This is circular reasoning, with an appeal to a nebulous term that Apple has never used. The bottom line is that some people have needs that the product isn’t meeting. They can either go without (and try to influence future versions of the product) or switch to a different product (which has other drawbacks). Appeals to terminology attempt to shut down discussion without addressing the underlying issues in a constructive way.

It’s like saying in the early 80s: you don’t understand, it’s a Mac. It’s not supposed to have color, internal storage, networking, multiple processes, arrow keys, a compiler, a command line, etc.

Introducing Fargo

Dave Winer’s new product, Fargo, is a Web-based outliner that edits OTML files in Dropbox.

Why LinkedIn Went Native

Kiran Prasad (via Aaron Hillegass):

We have definitely shifted from HTML5 to native. The primary reason for that is, we’re seeing that more and more people are spending more time in the app, and the app is running out of memory. It’s not performance issues, like speed or rendering, but it’s still a big problem.

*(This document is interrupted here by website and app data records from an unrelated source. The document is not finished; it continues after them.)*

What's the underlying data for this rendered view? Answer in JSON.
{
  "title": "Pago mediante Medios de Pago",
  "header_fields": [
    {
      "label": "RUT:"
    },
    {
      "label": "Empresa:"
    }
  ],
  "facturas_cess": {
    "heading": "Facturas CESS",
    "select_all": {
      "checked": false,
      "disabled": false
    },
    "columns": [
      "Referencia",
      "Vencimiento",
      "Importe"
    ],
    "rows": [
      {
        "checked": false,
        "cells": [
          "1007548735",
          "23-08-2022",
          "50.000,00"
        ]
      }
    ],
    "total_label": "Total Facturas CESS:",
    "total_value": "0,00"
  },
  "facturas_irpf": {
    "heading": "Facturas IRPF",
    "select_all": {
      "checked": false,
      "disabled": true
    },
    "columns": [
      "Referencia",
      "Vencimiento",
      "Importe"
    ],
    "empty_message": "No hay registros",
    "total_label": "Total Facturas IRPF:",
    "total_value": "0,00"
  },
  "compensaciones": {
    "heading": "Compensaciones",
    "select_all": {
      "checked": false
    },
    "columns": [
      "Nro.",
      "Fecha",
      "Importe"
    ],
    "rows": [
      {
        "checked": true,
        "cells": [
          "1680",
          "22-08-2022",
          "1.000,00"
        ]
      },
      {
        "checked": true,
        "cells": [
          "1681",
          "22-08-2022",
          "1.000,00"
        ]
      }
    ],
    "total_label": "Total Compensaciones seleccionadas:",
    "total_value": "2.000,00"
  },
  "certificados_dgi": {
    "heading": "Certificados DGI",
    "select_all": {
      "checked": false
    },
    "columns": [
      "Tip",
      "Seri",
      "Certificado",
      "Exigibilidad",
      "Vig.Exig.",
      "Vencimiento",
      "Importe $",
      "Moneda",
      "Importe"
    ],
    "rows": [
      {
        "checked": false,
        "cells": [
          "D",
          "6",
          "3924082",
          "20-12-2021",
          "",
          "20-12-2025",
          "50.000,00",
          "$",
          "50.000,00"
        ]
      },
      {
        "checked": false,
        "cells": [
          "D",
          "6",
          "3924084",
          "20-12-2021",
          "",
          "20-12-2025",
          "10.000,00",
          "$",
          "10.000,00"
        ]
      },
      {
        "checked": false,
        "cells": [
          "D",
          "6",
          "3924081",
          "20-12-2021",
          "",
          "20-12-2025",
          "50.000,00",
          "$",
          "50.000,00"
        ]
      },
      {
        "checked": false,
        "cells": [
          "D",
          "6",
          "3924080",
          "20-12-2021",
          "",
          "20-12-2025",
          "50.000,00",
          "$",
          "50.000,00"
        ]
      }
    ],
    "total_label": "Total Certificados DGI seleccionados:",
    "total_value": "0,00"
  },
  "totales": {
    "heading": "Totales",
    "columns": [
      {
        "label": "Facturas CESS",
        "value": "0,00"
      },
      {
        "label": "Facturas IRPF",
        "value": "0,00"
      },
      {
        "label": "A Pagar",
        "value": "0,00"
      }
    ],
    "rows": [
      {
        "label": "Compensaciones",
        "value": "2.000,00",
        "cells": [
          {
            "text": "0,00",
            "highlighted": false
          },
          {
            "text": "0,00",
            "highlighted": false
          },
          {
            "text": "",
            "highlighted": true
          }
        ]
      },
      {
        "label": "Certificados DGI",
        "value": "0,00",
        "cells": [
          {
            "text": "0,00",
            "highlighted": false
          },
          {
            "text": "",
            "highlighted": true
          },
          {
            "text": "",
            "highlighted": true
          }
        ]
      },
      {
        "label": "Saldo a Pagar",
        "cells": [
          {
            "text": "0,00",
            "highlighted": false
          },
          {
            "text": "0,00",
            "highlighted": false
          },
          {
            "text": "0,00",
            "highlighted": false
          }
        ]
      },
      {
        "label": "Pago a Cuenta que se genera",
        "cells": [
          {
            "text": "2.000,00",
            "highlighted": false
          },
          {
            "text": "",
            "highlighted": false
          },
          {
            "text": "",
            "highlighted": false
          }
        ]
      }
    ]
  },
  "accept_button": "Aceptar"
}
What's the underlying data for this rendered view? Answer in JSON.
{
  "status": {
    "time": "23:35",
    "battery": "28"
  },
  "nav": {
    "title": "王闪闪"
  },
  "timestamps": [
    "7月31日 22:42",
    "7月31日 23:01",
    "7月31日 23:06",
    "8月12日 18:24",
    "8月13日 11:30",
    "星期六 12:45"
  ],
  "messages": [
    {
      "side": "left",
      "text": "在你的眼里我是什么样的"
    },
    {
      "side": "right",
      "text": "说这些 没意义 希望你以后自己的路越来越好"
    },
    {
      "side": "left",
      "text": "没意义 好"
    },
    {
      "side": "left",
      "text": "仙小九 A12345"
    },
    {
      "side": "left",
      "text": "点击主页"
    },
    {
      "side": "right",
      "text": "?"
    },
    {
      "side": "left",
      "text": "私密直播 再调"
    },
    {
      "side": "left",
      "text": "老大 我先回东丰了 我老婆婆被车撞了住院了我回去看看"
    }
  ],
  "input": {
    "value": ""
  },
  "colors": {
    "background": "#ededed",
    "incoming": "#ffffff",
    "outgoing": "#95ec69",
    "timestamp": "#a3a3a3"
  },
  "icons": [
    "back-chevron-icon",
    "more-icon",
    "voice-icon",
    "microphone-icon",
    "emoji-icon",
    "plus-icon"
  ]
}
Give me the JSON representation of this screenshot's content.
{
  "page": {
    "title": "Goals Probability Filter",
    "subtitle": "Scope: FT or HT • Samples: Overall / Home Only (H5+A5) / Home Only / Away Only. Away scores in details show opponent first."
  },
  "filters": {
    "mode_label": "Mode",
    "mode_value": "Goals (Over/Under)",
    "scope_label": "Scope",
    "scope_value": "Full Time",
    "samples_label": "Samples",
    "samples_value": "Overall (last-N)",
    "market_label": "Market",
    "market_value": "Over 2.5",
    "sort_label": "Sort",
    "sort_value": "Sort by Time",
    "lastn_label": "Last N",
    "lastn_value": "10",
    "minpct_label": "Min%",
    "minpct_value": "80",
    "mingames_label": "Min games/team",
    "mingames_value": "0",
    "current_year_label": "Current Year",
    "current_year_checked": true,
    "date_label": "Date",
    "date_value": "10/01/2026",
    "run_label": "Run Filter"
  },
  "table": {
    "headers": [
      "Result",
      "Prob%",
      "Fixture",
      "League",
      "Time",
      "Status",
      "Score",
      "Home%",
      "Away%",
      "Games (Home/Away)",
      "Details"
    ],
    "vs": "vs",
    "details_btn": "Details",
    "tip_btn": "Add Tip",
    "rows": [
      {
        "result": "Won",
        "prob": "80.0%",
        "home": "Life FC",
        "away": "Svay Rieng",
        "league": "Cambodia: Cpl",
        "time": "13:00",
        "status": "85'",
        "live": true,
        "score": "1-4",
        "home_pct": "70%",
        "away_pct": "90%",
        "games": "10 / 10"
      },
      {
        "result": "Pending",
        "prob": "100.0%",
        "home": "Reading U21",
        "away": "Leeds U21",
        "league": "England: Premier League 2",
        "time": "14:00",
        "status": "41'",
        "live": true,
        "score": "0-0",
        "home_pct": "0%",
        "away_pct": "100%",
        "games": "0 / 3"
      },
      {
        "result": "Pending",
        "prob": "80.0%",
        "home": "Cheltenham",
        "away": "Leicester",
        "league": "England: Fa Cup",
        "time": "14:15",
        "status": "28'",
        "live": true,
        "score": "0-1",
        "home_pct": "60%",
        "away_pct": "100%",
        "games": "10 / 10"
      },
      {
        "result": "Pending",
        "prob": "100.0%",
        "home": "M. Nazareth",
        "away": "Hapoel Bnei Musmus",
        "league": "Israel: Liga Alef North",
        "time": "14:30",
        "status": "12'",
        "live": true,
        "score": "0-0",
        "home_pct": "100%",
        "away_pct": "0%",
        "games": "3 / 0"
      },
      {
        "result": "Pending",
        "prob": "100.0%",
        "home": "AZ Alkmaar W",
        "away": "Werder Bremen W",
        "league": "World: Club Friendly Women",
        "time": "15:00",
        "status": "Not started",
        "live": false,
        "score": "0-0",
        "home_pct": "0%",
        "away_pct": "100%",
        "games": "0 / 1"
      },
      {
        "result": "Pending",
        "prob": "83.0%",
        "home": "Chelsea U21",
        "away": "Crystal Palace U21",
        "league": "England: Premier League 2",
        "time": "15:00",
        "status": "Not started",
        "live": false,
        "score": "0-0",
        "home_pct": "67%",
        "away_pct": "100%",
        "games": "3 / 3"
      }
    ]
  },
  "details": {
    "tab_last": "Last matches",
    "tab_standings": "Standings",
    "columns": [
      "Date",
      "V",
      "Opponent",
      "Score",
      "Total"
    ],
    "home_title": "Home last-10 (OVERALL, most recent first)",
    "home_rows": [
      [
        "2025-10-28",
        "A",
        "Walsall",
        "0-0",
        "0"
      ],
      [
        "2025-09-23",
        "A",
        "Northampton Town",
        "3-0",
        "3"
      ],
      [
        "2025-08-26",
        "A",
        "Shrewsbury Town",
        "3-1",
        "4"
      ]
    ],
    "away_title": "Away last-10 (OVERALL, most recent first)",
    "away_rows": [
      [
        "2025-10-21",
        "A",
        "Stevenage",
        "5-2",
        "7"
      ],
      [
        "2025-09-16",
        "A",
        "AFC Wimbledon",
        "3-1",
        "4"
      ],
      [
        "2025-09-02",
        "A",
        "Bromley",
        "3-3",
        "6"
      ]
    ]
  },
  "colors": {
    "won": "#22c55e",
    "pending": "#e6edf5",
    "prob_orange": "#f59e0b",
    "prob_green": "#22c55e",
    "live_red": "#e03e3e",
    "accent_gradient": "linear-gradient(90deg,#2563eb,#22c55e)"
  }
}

The second reason we’ve gone native is trying to get some of the animations — the spinners and the way they work — getting that smoothness, we felt like we needed native to really do that well.

WebCode 1.0

WebCode is a “vector drawing app that instantly generates JavaScript+Canvas, CSS+HTML or SVG code” (via Matt Gemmell). The dynamic colors features looks interesting. PaintCode and Opacity are similar apps that generate Objective-C.

Authorization

xkcd considers the usefulness of an admin account.

Interface Builder: Curse or Convenience?

Florian Kugler (via Romain Briche):

After working on a fairly complex iPad app for the last six months together with Chris Eidhof, my personal bottom line for Interface Builder doesn’t look too positive with regard to these tasks. In fact, I’m willing to try out abandoning Interface Builder alltogether for the next project. This may sound pretty radical, but let me walk you through my thought process.